Editor's Note: With this fourth installment of the PaninoLog (four posts in five days), The Food Section now returns to its regularly scheduled programming. Future grilled sandwich posts will occur on an ad hoc basis, as the inspiration strikes.
I was looking for inspiration for the third installment of the PaninoLog, and I found it on the menu of 'ino, the West Village panini bar that led the wave of sandwich bars that have sprouted up across Manhattan and Brooklyn over the past few years. Perusing 'ino's offerings online (pdf), I came across an artichoke, fennel, and fontina panino that sounded like a fantastic combination.
I've been to 'ino, but never had this sandwich, so I improvised on the details. Skipping the fennel, I layered slices of fontina and grilled artichoke hearts from Grace's Marketplace between two slices of organic country white bread from Amy's Bread, then brushed the outer layers of the sandwich with olive oil and placed it in the grill. The result: a crunchy grilled cheese sandwich with an Italian pedigree.

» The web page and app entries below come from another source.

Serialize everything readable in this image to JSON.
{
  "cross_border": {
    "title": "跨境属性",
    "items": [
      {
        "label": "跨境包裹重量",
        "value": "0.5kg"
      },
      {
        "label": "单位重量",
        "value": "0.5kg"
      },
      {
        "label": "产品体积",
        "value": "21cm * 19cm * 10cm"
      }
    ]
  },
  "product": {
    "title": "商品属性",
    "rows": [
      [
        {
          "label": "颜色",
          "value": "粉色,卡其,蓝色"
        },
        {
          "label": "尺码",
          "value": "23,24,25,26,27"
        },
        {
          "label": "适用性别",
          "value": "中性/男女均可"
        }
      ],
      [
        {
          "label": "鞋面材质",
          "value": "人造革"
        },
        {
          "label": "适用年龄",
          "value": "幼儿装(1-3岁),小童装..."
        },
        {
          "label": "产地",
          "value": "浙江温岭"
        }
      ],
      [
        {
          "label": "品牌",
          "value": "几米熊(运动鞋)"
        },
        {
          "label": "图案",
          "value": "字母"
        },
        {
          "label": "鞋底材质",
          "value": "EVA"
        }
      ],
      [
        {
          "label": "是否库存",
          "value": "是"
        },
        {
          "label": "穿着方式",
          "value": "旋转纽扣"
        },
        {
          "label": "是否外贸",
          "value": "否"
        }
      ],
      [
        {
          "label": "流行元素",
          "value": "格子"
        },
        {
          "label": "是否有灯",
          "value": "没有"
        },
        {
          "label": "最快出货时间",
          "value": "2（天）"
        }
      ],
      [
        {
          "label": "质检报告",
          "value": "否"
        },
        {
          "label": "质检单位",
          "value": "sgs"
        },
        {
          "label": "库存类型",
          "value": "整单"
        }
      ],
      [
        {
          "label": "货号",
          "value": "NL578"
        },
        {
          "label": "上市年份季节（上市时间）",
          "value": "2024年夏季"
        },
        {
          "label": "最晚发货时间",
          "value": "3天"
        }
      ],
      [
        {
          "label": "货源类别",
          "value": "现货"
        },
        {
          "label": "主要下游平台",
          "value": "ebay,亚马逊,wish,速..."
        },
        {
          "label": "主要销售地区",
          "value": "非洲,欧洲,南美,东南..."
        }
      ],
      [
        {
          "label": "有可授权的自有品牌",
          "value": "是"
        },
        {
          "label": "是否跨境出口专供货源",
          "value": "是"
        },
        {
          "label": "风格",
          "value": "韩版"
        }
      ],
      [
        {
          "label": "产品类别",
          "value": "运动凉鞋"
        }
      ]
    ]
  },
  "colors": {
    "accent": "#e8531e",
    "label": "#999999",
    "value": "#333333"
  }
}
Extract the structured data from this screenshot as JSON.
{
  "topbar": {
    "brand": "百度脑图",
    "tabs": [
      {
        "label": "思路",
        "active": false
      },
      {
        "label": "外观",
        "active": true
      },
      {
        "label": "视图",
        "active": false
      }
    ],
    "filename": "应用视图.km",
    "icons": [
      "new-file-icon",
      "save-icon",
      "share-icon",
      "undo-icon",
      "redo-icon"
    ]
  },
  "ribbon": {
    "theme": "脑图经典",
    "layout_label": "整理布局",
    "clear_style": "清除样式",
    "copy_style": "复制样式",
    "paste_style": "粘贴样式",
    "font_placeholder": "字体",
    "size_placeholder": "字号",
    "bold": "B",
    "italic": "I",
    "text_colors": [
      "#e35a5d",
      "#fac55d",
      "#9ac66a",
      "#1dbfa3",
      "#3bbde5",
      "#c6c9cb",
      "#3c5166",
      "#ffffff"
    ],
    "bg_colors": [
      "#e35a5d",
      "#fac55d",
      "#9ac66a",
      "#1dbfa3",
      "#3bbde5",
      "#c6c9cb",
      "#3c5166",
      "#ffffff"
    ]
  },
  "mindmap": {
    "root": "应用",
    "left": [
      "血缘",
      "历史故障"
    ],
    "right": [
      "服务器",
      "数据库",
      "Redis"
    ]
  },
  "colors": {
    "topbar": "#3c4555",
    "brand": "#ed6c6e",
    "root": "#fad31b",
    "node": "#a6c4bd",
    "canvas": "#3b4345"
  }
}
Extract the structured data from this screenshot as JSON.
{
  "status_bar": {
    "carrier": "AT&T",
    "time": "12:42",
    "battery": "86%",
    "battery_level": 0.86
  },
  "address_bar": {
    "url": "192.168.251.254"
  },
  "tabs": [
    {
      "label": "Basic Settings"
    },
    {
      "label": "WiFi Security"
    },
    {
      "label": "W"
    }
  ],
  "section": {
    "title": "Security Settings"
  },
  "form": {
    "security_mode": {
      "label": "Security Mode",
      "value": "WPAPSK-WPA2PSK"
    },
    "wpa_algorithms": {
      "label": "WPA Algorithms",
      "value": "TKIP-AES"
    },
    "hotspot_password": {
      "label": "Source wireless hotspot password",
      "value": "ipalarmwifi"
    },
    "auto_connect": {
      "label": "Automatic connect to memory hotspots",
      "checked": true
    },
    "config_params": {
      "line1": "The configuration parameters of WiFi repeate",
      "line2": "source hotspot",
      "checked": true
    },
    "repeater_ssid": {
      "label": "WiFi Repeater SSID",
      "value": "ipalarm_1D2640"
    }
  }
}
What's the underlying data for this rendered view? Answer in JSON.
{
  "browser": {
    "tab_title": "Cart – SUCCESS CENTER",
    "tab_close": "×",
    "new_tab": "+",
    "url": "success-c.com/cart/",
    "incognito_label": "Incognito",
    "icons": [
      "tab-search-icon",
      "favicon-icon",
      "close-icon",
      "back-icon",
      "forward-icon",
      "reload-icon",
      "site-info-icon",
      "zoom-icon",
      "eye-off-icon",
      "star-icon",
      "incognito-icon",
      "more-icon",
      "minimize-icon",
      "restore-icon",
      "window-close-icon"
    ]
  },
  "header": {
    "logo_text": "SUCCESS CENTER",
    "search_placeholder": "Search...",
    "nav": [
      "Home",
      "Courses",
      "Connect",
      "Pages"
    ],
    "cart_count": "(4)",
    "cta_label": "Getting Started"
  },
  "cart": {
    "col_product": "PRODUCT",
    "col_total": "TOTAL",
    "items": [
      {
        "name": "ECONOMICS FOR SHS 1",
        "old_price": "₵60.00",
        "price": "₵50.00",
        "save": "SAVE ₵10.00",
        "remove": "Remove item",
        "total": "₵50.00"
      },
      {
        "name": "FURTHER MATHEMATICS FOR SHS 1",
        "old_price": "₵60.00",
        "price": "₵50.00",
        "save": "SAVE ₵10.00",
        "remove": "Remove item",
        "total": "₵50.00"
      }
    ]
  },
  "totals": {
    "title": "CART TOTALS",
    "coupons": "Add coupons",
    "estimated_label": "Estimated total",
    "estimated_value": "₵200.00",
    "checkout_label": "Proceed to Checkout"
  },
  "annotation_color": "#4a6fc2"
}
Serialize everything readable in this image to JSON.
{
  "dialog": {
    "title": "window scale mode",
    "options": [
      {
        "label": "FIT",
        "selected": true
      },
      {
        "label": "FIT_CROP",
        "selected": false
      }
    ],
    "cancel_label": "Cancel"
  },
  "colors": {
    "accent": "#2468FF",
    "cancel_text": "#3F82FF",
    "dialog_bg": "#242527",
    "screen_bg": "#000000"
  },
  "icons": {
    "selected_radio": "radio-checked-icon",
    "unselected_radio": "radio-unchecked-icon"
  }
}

Another successful sandwich endeavor accomplished.
The subject of the second installment in the PaninoLog is a sweet pressed sandwich, inspired by the grilled croissant with dulce de leche served at Union Square bakery/cafeteria City Bakery.
The press ends up crushing the thin layers of the pastry, but the resulting sandwich is crisp and flaky on the outside, while the heat from the grill just begins to melt the thick dulce de leche on the inside.
To re-create the sandwich at home, simply slice a croissant in half, spread it with a generous layer of dulce de leche (from a jar, or if you are ambitious, homemade), lightly brush the outside with butter, and grill until golden brown.
The first installment in this PaninoLog is inspired by pizza with robiola cheese and white truffle oil, which I first tasted at Sapori d'Ischia, an Italian market/restaurant located on the industrial fringe of Woodside, Queens.
The pizza consists of a baked crust that is split, stuffed with a layer of fresh robiola, and drizzled with truffle oil. It's essentially a giant sandwich of sorts, so it lends itself to paninadaptation [note: this is not a real word].
To make the panino version of the pizza, I took a rectangular piece of Sullivan Street Bakery pizza bianca, carefully sliced the bread in half, and spread the inside with fresh robiola. Placing the other piece of bread on top, I lightly brushed both exterior sides with truffle oil and then grilled the sandwich in the panini press. Within minutes, the press produced a thin, crisp sandwich oozing with the creamy, melted robiola and the earthy essence of the truffle oil.